As for weight training, I’ve written an entire article on the subject which you can read here plus check out my video below for more weight training tips as a swimmer:
Reason #8: You’re Competing Against Others
If you’re an experienced driver then you will understand what I’m about to say. On a highway there will always be people that are faster than you, slower than you and sometimes at the same speed as you. Everytime you share a pool or lane with other swimmers the same principle applies. If you’re constantly thinking of the swimmers around you then I’m sad to say you’re fighting a losing battle. In the end, constantly competing with others will make you tired and exhausted.
Like driving, there are reckless drivers as there are swimmers. It’s better to let the faster car pass you and pass the slower car in a safe manner. Don’t let your ego dictate your pace as you swim or else you will burn out fast. If you’re sharing a lane and can’t swim faster than others, switch to a slower lane. On the opposite hand, if you’re swimming faster than others move to a more appropriate lane.
In a public setting we can’t have a lane all to ourselves in most instances so know whom you’re swimming with and show some etiquette. This is common sense but I can’t tell you how many times I’ve seen swimmers try to aggressively compete with me or others in the same or opposing lane as if it were a race. Take your ego out of the equation and become a better swimmer (and driver). Swimming is a journey, remember that.
Tired? Keep Going
As swimmers, we all get tired and struggle with progress. Know that you are not alone and that it’s ok to rest but not to quit! Find solace with other swimmers as you journey deeper into swimming and ask for help if ever you get stuck. Good luck!
Frequently Asked Questions
Why is swimming so hard or difficult?
Swimming is hard because it works your entire body. A full body workout that no other exercise on dry land does. This is why runners and athletes struggle to complete laps in the pool as it is a totally new sensation. But don’t worry, swimming does get easier the more you improve your technique, your diet and training outside of the pool.
How long or often should I swim without getting tired or burned out?
If you are just starting, I recommend swimming 2-3 times a week spreading out your sessions for example: Monday, Wednesdays and Fridays in order to give your body a break from chlorine exposure. Swim for one hour per session and aim for 3-5 sets of continuous lap swimming.
Which is more tiring: indoor or open water swimming?
Open water swimming is way more tiring as you’re dealing various factors in an uncontrolled environment such as fluctuating temperatures, debris, murky waters, sea life, shifting waves and currents, etc.
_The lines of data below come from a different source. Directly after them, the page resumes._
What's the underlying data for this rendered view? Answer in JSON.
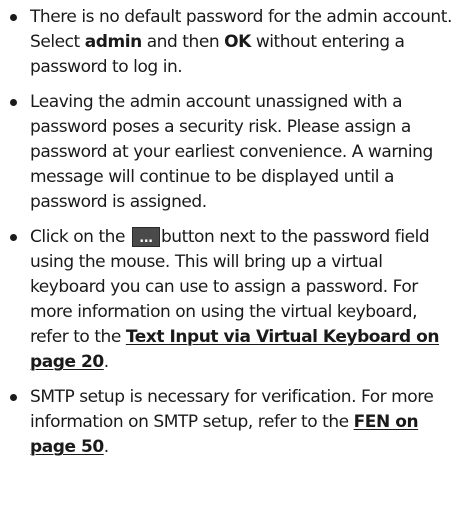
{
  "bullets": [
    {
      "segments": [
        {
          "text": "There is no default password for the admin account. Select ",
          "style": "normal"
        },
        {
          "text": "admin",
          "style": "bold"
        },
        {
          "text": " and then ",
          "style": "normal"
        },
        {
          "text": "OK",
          "style": "bold"
        },
        {
          "text": " without entering a password to log in.",
          "style": "normal"
        }
      ]
    },
    {
      "segments": [
        {
          "text": "Leaving the admin account unassigned with a password poses a security risk. Please assign a password at your earliest convenience. A warning message will continue to be displayed until a password is assigned.",
          "style": "normal"
        }
      ]
    },
    {
      "segments": [
        {
          "text": "Click on the ",
          "style": "normal"
        },
        {
          "text": "...",
          "style": "button"
        },
        {
          "text": "button next to the password field using the mouse. This will bring up a virtual keyboard you can use to assign a password. For more information on using the virtual keyboard, refer to the ",
          "style": "normal"
        },
        {
          "text": "Text Input via Virtual Keyboard on page 20",
          "style": "link"
        },
        {
          "text": ".",
          "style": "normal"
        }
      ]
    },
    {
      "segments": [
        {
          "text": "SMTP setup is necessary for verification. For more information on SMTP setup, refer to the ",
          "style": "normal"
        },
        {
          "text": "FEN on page 50",
          "style": "link"
        },
        {
          "text": ".",
          "style": "normal"
        }
      ]
    }
  ]
}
If you don’t have a lot of experience with open water swimming, you may get muscle cramps and will have to adapt your swimming in order to compensate for poor visibility and lack of ledges to hold onto for breaks.
Will supplements or vitamins give me more energy to swim?
You can but it is not necessary. You can get proper energy by cooking your own food and consuming meals in smaller portions. If you must have supplements or vitamins then I recommend picking whey protein isolate, a multivitamin and omega 3 fish oil.
Is it normal to be constantly tired after every swim session?
If you’re competing yes. If you’re a beginner to experienced swimmer no. If you’re constantly tired it means you need to take a step back and examine all possible factors for your swim fatigue including diet, sleep, technique and especially pace. Don’t push yourself hard all the time and never compete with other swimmers. Focus solely on yourself. Swimming is a journey, not a race.